What is Acetone?
Acetone is a powerful solvent that is used primarily in industrial and laboratory settings, but is safe enough for household applications such as removing nail polish. Acetone is currently produced from petrochemicals as a co-product of phenol, however there is a rich history of high purity acetone being made from the fermentation of sugars derived from corn and other agricultural products. Unlike alcohols such as ethanol, acetone is a ketone. Ketones are more oxidized (they have less energy content) than alcohols, so they are poor candidates for use in fuel, but this property allows them to dissolve both waterborne and oily residues, making for a more flexible cleaning agent. In addition to its use as a solvent and a cleaner, acetone is used as an intermediate chemical building block for valuable chemicals such as methyl methacrylate (MMA), a high value monomer used in acrylic plastics for applications such as plexiglass in aircraft windows, artificial joints, cement for total knee and total hip replacements, bathroom and kitchen fixtures, and even rocket fuel. Acetone is a global performance chemical with worldwide demand that exceeds 13 billion pounds and can be produced sustainably using renewable resources.

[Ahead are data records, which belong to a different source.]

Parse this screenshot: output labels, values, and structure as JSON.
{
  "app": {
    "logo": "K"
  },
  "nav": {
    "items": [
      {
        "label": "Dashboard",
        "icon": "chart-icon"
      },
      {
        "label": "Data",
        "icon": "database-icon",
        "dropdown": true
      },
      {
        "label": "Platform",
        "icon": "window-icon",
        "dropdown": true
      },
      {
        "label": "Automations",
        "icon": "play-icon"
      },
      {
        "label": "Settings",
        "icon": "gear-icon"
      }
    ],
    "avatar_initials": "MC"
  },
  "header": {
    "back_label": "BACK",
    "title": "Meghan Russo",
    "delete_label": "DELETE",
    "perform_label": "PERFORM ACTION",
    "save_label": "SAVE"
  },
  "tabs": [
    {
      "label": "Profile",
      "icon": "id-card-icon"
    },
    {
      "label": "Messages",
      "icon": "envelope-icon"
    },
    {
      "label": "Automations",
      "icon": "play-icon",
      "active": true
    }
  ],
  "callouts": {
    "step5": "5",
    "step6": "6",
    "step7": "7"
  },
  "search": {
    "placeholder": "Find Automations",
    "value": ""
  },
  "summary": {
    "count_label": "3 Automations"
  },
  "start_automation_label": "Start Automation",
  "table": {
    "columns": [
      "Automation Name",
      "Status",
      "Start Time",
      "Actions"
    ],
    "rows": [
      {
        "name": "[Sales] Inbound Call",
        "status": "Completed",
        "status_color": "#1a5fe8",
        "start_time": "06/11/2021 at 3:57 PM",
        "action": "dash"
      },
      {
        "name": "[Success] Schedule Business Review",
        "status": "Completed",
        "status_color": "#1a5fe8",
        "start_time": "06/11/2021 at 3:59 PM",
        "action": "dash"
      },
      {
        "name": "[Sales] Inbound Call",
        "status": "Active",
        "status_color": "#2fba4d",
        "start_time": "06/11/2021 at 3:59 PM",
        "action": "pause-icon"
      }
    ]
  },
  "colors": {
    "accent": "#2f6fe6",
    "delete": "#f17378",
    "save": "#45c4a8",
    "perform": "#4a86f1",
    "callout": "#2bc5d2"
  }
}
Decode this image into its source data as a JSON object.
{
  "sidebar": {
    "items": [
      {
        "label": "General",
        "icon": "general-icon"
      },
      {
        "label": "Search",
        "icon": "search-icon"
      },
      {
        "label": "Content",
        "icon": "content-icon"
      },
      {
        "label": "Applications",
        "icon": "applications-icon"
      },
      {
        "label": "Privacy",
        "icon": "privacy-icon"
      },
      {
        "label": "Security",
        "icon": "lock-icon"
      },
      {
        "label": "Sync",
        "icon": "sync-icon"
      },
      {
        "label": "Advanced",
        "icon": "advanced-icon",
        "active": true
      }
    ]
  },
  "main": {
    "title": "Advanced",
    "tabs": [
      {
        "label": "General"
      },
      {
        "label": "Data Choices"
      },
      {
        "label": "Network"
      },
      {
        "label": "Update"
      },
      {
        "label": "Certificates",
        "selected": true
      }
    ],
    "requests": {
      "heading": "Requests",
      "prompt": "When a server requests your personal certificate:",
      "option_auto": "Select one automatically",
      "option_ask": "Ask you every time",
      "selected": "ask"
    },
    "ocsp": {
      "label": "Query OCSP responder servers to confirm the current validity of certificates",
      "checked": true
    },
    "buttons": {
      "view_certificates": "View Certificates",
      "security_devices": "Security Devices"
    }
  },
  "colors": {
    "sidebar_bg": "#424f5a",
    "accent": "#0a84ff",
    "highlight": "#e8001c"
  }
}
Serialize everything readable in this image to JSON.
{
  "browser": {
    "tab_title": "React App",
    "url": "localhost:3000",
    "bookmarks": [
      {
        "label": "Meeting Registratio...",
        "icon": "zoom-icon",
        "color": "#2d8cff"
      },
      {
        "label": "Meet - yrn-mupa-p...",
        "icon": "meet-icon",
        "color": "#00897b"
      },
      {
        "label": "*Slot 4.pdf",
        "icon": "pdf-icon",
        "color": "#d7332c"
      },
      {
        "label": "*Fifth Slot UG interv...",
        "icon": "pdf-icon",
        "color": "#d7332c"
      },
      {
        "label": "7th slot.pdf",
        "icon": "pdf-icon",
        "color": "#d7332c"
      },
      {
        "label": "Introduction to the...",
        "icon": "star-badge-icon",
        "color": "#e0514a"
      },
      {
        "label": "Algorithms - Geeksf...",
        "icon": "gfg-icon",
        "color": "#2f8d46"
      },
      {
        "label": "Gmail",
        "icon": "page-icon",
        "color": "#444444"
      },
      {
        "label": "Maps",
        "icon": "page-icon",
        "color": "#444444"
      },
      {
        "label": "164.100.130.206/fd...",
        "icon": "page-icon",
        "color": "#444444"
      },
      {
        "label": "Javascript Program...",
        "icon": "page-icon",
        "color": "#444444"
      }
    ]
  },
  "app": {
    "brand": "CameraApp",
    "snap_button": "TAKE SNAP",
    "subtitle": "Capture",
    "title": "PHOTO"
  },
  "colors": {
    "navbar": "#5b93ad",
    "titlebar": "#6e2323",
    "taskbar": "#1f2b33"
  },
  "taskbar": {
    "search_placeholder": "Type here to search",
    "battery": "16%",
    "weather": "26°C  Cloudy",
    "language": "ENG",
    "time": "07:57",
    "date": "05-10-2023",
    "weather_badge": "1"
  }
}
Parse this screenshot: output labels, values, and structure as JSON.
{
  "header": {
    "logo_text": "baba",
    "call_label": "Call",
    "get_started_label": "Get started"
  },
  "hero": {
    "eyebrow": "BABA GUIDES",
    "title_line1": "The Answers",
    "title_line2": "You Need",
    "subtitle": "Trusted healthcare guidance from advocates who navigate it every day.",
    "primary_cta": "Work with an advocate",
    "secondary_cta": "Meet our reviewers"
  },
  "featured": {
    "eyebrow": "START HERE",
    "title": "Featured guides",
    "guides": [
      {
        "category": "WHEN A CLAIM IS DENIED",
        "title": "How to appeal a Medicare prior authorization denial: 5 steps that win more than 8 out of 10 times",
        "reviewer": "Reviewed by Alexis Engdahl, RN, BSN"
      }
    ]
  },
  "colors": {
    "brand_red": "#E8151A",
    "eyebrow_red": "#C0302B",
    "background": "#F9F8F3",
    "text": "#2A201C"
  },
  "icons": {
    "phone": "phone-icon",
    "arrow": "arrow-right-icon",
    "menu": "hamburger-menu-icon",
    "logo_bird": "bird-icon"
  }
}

The first industrial production of acetone involved heating calcium acetate crystals to high temperatures until they decomposed. This process was inefficient and produced low purity acetone. In need of higher purity acetone to produce armaments during World War One, the Allies turned to a new technology called ABE (acetone, butanol and ethanol) developed in 1912 to produce high purity acetone from agricultural products using fermentation and clostridia bacteria. The technology played a key role on the battlefields of Europe. By 1927, the industry demand shifted to n-butanol production for use in nitro-cellulosic lacquers for the nascent automobile industry, and ABE technology shifted toward n-butanol production. By the 1940’s, with the advent of new, lower cost petrochemical processes, acetone production shifted to synthetic routes, co-produced with phenol through the cumene hydroperoxidation process. In 1954, the last ABE production facility in the U.S. shut down, and by 1985 the last operating units ceased operating in Russia and South Africa.
Advances in biotechnology, advanced fermentation technology, and separation sciences have made ABE fermentations competitive with large scale petrochemical processes both in terms of economics and feedstock flexibility. Scientific advances in microbiology have allowed for the selection of clostridia bacteria that are capable of using sugar from a wide variety of sources including agricultural and municipal waste more effectively than parent strains. Modern ABE fermentations also more economically produce high purity acetone with a carbon footprint that is a fraction of competing petrochemical methods.
Acetone is the workhorse solvent of manufacturing industries such as pharmaceuticals, rubber chemicals, electronics, and glass reinforcement plastics. In the North American market, acetone is primarily used as a building block for MMA and bisphenol A (BPA), two high value polymers that are used in many consumer products including safety glass, canned food liners, dentures, orthopedic and cosmetic implants, and acrylic paints. Other chemicals made from acetone include methyl isobutyl ketone (MIBK), another industrial solvent and synthetic rubber precursor. Acetone is also renowned for its nontoxic nature and presence in everyday products such as cleaning fluids, nail polish removers, spray paint, skin lighteners, hair spray, foot care, and wound treatments.
Unlike other solvents available to consumers such as toluene and turpentine, acetone is safe for environmental and human exposure. Acetone is a VOC-exempt solvent since it is produced by nearly all plants and animals and is completely biodegradable in the air, water, and soil. Health concerns with acetone exposure are almost negligible as its toxicity is on par with table salt. In fact, the human body produces acetone as a part of fat metabolism and detection of acetone on one’s breath can be an invaluable healthcare diagnostic tool.
Acetone’s immediate market is valued at over $7 billion dollars and downstream demand for derivative products such as MMA is strong. Using modern advances in process technology, existing ethanol plants can be repurposed to run ABE fermentations and produce acetone and n-butanol at a scale and cost that is directly competitive with large, fully integrated petrochemical plants in Houston. This enables the creation of high value jobs in clean renewable chemical manufacturing built upon the expertise of American farmers.